Records excerpted from a collection:
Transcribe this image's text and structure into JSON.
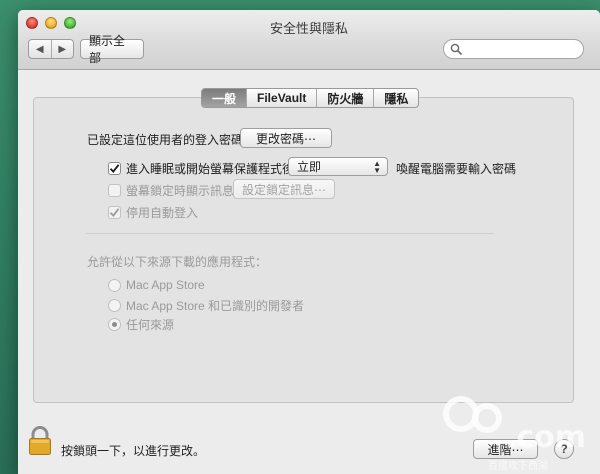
{
  "window": {
    "title": "安全性與隱私"
  },
  "toolbar": {
    "back_icon": "chevron-left-icon",
    "forward_icon": "chevron-right-icon",
    "show_all_label": "顯示全部",
    "search_placeholder": ""
  },
  "tabs": [
    {
      "label": "一般",
      "active": true
    },
    {
      "label": "FileVault",
      "active": false
    },
    {
      "label": "防火牆",
      "active": false
    },
    {
      "label": "隱私",
      "active": false
    }
  ],
  "general": {
    "password_set_label": "已設定這位使用者的登入密碼",
    "change_password_label": "更改密碼⋯",
    "require_password": {
      "checked": true,
      "prefix_label": "進入睡眠或開始螢幕保護程式後",
      "select_value": "立即",
      "suffix_label": "喚醒電腦需要輸入密碼"
    },
    "show_message": {
      "checked": false,
      "enabled": false,
      "label": "螢幕鎖定時顯示訊息",
      "button_label": "設定鎖定訊息⋯"
    },
    "disable_autologin": {
      "checked": true,
      "enabled": false,
      "label": "停用自動登入"
    },
    "downloads": {
      "heading": "允許從以下來源下載的應用程式：",
      "options": [
        {
          "label": "Mac App Store",
          "selected": false
        },
        {
          "label": "Mac App Store 和已識別的開發者",
          "selected": false
        },
        {
          "label": "任何來源",
          "selected": true
        }
      ]
    }
  },
  "footer": {
    "lock_text": "按鎖頭一下，以進行更改。",
    "advanced_label": "進階⋯",
    "help_label": "?"
  },
  "watermark": {
    "logo_text": ".com",
    "tagline": "百度攻下西湖"
  },
  "colors": {
    "tab_active": "#8e8e8e",
    "lock_gold": "#e0a92a",
    "desktop": "#2f7d61"
  }
}
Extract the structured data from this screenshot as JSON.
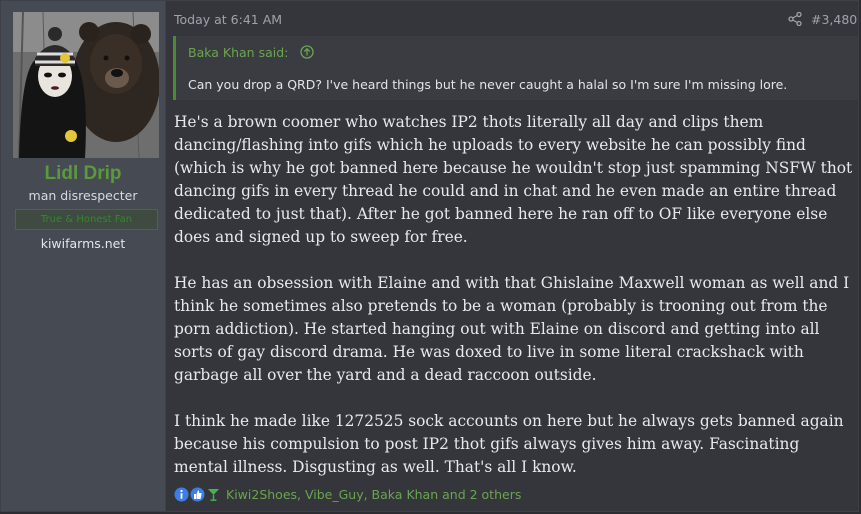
{
  "user": {
    "name": "Lidl Drip",
    "title": "man disrespecter",
    "banner": "True & Honest Fan",
    "site": "kiwifarms.net"
  },
  "post": {
    "date": "Today at 6:41 AM",
    "number": "#3,480",
    "quote": {
      "author": "Baka Khan said:",
      "text": "Can you drop a QRD? I've heard things but he never caught a halal so I'm sure I'm missing lore."
    },
    "paragraphs": [
      "He's a brown coomer who watches IP2 thots literally all day and clips them dancing/flashing into gifs which he uploads to every website he can possibly find (which is why he got banned here because he wouldn't stop just spamming NSFW thot dancing gifs in every thread he could and in chat and he even made an entire thread dedicated to just that). After he got banned here he ran off to OF like everyone else does and signed up to sweep for free.",
      "He has an obsession with Elaine and with that Ghislaine Maxwell woman as well and I think he sometimes also pretends to be a woman (probably is trooning out from the porn addiction). He started hanging out with Elaine on discord and getting into all sorts of gay discord drama. He was doxed to live in some literal crackshack with garbage all over the yard and a dead raccoon outside.",
      "I think he made like 1272525 sock accounts on here but he always gets banned again because his compulsion to post IP2 thot gifs always gives him away. Fascinating mental illness. Disgusting as well. That's all I know."
    ],
    "reactions": {
      "icons": [
        "informative-icon",
        "thumbs-up-icon",
        "cocktail-icon"
      ],
      "users": "Kiwi2Shoes, Vibe_Guy, Baka Khan and 2 others"
    }
  },
  "colors": {
    "username": "#5b9a3b",
    "link": "#6aa54e",
    "quote_border": "#4c8b35",
    "user_cell_bg": "#464a53",
    "post_bg": "#34363c"
  }
}
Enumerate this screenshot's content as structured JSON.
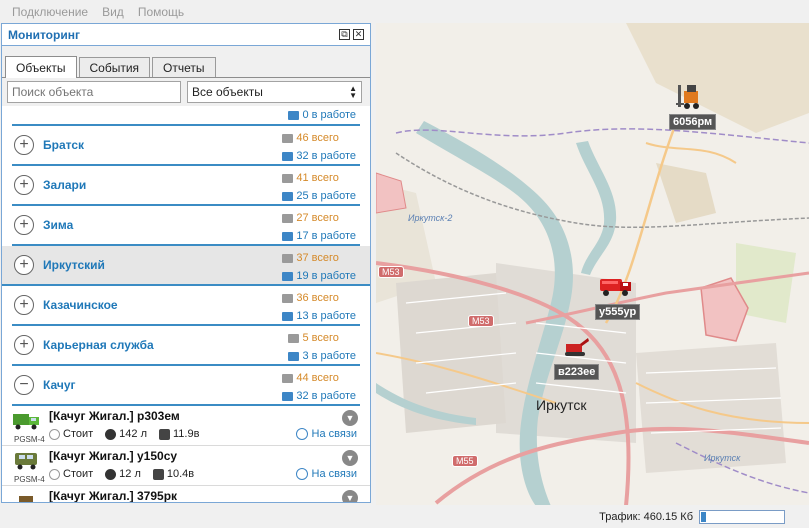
{
  "menu": [
    "Подключение",
    "Вид",
    "Помощь"
  ],
  "panel": {
    "title": "Мониторинг",
    "restore_glyph": "⧉",
    "close_glyph": "✕"
  },
  "tabs": [
    "Объекты",
    "События",
    "Отчеты"
  ],
  "filters": {
    "search_placeholder": "Поиск объекта",
    "select_value": "Все объекты"
  },
  "groups": [
    {
      "name": "",
      "total": "",
      "working": "0 в работе"
    },
    {
      "name": "Братск",
      "total": "46 всего",
      "working": "32 в работе"
    },
    {
      "name": "Залари",
      "total": "41 всего",
      "working": "25 в работе"
    },
    {
      "name": "Зима",
      "total": "27 всего",
      "working": "17 в работе"
    },
    {
      "name": "Иркутский",
      "total": "37 всего",
      "working": "19 в работе"
    },
    {
      "name": "Казачинское",
      "total": "36 всего",
      "working": "13 в работе"
    },
    {
      "name": "Карьерная служба",
      "total": "5 всего",
      "working": "3 в работе"
    },
    {
      "name": "Качуг",
      "total": "44 всего",
      "working": "32 в работе"
    }
  ],
  "vehicles": [
    {
      "title": "[Качуг Жигал.]  р303ем",
      "sub": "PGSM-4",
      "state": "Стоит",
      "fuel": "142 л",
      "battery": "11.9в",
      "link": "На связи"
    },
    {
      "title": "[Качуг Жигал.]  у150су",
      "sub": "PGSM-4",
      "state": "Стоит",
      "fuel": "12 л",
      "battery": "10.4в",
      "link": "На связи"
    },
    {
      "title": "[Качуг Жигал.]  3795рк",
      "sub": "",
      "state": "",
      "fuel": "",
      "battery": "",
      "link": ""
    }
  ],
  "map": {
    "city": "Иркутск",
    "labels": {
      "irkutsk2": "Иркутск-2",
      "irkutsk_river": "Иркутск"
    },
    "roads": {
      "m53a": "M53",
      "m53b": "M53",
      "m55": "M55"
    },
    "markers": [
      {
        "id": "6056рм",
        "label": "6056рм"
      },
      {
        "id": "у555ур",
        "label": "у555ур"
      },
      {
        "id": "в223ее",
        "label": "в223ее"
      }
    ]
  },
  "status": {
    "traffic": "Трафик: 460.15 Кб",
    "traffic_fill": 0.06
  },
  "colors": {
    "accent": "#1f78b8",
    "total": "#d58a2a",
    "water": "#b5d0d0",
    "road": "#e8a0a0"
  }
}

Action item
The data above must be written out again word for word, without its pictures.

The completed task
Transcribe this image's text and structure into JSON.
{
  "window": {
    "title": "安全性與隱私"
  },
  "toolbar": {
    "back_icon": "chevron-left-icon",
    "forward_icon": "chevron-right-icon",
    "show_all_label": "顯示全部",
    "search_placeholder": ""
  },
  "tabs": [
    {
      "label": "一般",
      "active": true
    },
    {
      "label": "FileVault",
      "active": false
    },
    {
      "label": "防火牆",
      "active": false
    },
    {
      "label": "隱私",
      "active": false
    }
  ],
  "general": {
    "password_set_label": "已設定這位使用者的登入密碼",
    "change_password_label": "更改密碼⋯",
    "require_password": {
      "checked": true,
      "prefix_label": "進入睡眠或開始螢幕保護程式後",
      "select_value": "立即",
      "suffix_label": "喚醒電腦需要輸入密碼"
    },
    "show_message": {
      "checked": false,
      "enabled": false,
      "label": "螢幕鎖定時顯示訊息",
      "button_label": "設定鎖定訊息⋯"
    },
    "disable_autologin": {
      "checked": true,
      "enabled": false,
      "label": "停用自動登入"
    },
    "downloads": {
      "heading": "允許從以下來源下載的應用程式：",
      "options": [
        {
          "label": "Mac App Store",
          "selected": false
        },
        {
          "label": "Mac App Store 和已識別的開發者",
          "selected": false
        },
        {
          "label": "任何來源",
          "selected": true
        }
      ]
    }
  },
  "footer": {
    "lock_text": "按鎖頭一下，以進行更改。",
    "advanced_label": "進階⋯",
    "help_label": "?"
  },
  "watermark": {
    "logo_text": ".com",
    "tagline": "百度攻下西湖"
  },
  "colors": {
    "tab_active": "#8e8e8e",
    "lock_gold": "#e0a92a",
    "desktop": "#2f7d61"
  }
}
Extract the structured data from this screenshot as JSON.
{
  "user": {
    "name": "Lidl Drip",
    "title": "man disrespecter",
    "banner": "True & Honest Fan",
    "site": "kiwifarms.net"
  },
  "post": {
    "date": "Today at 6:41 AM",
    "number": "#3,480",
    "quote": {
      "author": "Baka Khan said:",
      "text": "Can you drop a QRD? I've heard things but he never caught a halal so I'm sure I'm missing lore."
    },
    "paragraphs": [
      "He's a brown coomer who watches IP2 thots literally all day and clips them dancing/flashing into gifs which he uploads to every website he can possibly find (which is why he got banned here because he wouldn't stop just spamming NSFW thot dancing gifs in every thread he could and in chat and he even made an entire thread dedicated to just that). After he got banned here he ran off to OF like everyone else does and signed up to sweep for free.",
      "He has an obsession with Elaine and with that Ghislaine Maxwell woman as well and I think he sometimes also pretends to be a woman (probably is trooning out from the porn addiction). He started hanging out with Elaine on discord and getting into all sorts of gay discord drama. He was doxed to live in some literal crackshack with garbage all over the yard and a dead raccoon outside.",
      "I think he made like 1272525 sock accounts on here but he always gets banned again because his compulsion to post IP2 thot gifs always gives him away. Fascinating mental illness. Disgusting as well. That's all I know."
    ],
    "reactions": {
      "icons": [
        "informative-icon",
        "thumbs-up-icon",
        "cocktail-icon"
      ],
      "users": "Kiwi2Shoes, Vibe_Guy, Baka Khan and 2 others"
    }
  },
  "colors": {
    "username": "#5b9a3b",
    "link": "#6aa54e",
    "quote_border": "#4c8b35",
    "user_cell_bg": "#464a53",
    "post_bg": "#34363c"
  }
}
Enumerate this screenshot's content as structured JSON.
{
  "menu": [
    "Подключение",
    "Вид",
    "Помощь"
  ],
  "panel": {
    "title": "Мониторинг",
    "restore_glyph": "⧉",
    "close_glyph": "✕"
  },
  "tabs": [
    "Объекты",
    "События",
    "Отчеты"
  ],
  "filters": {
    "search_placeholder": "Поиск объекта",
    "select_value": "Все объекты"
  },
  "groups": [
    {
      "name": "",
      "total": "",
      "working": "0 в работе"
    },
    {
      "name": "Братск",
      "total": "46 всего",
      "working": "32 в работе"
    },
    {
      "name": "Залари",
      "total": "41 всего",
      "working": "25 в работе"
    },
    {
      "name": "Зима",
      "total": "27 всего",
      "working": "17 в работе"
    },
    {
      "name": "Иркутский",
      "total": "37 всего",
      "working": "19 в работе"
    },
    {
      "name": "Казачинское",
      "total": "36 всего",
      "working": "13 в работе"
    },
    {
      "name": "Карьерная служба",
      "total": "5 всего",
      "working": "3 в работе"
    },
    {
      "name": "Качуг",
      "total": "44 всего",
      "working": "32 в работе"
    }
  ],
  "vehicles": [
    {
      "title": "[Качуг Жигал.]  р303ем",
      "sub": "PGSM-4",
      "state": "Стоит",
      "fuel": "142 л",
      "battery": "11.9в",
      "link": "На связи"
    },
    {
      "title": "[Качуг Жигал.]  у150су",
      "sub": "PGSM-4",
      "state": "Стоит",
      "fuel": "12 л",
      "battery": "10.4в",
      "link": "На связи"
    },
    {
      "title": "[Качуг Жигал.]  3795рк",
      "sub": "",
      "state": "",
      "fuel": "",
      "battery": "",
      "link": ""
    }
  ],
  "map": {
    "city": "Иркутск",
    "labels": {
      "irkutsk2": "Иркутск-2",
      "irkutsk_river": "Иркутск"
    },
    "roads": {
      "m53a": "M53",
      "m53b": "M53",
      "m55": "M55"
    },
    "markers": [
      {
        "id": "6056рм",
        "label": "6056рм"
      },
      {
        "id": "у555ур",
        "label": "у555ур"
      },
      {
        "id": "в223ее",
        "label": "в223ее"
      }
    ]
  },
  "status": {
    "traffic": "Трафик: 460.15 Кб",
    "traffic_fill": 0.06
  },
  "colors": {
    "accent": "#1f78b8",
    "total": "#d58a2a",
    "water": "#b5d0d0",
    "road": "#e8a0a0"
  }
}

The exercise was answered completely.